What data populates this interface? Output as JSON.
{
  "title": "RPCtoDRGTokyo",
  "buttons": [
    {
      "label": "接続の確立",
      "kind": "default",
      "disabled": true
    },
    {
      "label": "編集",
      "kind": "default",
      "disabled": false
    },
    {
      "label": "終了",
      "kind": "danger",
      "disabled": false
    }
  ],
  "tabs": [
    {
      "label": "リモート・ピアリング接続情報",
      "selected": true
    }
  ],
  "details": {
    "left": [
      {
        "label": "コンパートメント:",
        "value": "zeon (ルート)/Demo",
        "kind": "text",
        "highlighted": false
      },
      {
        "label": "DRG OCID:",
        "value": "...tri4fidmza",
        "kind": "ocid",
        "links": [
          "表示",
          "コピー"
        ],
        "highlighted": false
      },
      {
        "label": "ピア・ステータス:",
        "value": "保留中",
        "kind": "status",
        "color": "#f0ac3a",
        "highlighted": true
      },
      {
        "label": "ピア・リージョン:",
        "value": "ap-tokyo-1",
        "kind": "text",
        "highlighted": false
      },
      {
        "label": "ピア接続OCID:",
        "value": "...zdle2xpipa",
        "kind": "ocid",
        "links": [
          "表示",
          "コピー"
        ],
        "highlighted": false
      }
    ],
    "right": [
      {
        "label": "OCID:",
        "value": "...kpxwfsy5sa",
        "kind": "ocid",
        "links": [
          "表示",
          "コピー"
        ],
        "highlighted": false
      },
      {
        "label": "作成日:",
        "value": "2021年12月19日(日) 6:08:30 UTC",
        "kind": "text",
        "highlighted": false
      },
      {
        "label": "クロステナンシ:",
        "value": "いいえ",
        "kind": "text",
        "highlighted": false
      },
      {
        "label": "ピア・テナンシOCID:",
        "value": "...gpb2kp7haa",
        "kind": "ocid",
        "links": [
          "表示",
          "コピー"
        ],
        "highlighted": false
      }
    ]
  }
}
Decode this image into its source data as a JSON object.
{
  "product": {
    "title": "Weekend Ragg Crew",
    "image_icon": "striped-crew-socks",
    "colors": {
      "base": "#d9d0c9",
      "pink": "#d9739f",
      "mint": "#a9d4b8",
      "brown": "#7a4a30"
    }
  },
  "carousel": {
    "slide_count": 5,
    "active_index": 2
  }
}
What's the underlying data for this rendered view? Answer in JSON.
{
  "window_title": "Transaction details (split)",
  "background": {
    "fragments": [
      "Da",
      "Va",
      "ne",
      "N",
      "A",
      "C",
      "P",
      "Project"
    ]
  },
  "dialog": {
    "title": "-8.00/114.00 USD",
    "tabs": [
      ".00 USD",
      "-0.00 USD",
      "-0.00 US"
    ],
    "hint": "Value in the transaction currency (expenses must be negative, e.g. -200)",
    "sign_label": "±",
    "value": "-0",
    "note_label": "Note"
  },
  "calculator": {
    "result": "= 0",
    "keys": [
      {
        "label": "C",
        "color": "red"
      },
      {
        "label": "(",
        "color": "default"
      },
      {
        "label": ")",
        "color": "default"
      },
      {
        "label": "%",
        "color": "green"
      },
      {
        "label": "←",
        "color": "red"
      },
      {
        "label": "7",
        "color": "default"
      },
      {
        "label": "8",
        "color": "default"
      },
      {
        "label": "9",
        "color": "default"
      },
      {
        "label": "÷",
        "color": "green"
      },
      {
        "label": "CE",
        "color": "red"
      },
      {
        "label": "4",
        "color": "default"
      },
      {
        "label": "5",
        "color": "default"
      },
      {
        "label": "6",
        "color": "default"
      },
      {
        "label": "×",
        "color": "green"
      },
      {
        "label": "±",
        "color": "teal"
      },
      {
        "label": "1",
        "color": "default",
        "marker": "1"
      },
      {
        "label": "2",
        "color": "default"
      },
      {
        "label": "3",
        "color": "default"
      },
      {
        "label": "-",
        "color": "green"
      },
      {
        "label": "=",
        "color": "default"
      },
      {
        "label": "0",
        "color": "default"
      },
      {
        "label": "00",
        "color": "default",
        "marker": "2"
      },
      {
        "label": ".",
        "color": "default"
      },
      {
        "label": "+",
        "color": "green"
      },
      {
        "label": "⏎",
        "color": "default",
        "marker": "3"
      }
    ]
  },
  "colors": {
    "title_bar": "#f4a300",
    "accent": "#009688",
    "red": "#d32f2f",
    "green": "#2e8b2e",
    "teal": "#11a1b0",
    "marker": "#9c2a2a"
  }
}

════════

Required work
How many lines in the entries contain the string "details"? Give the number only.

Response below
2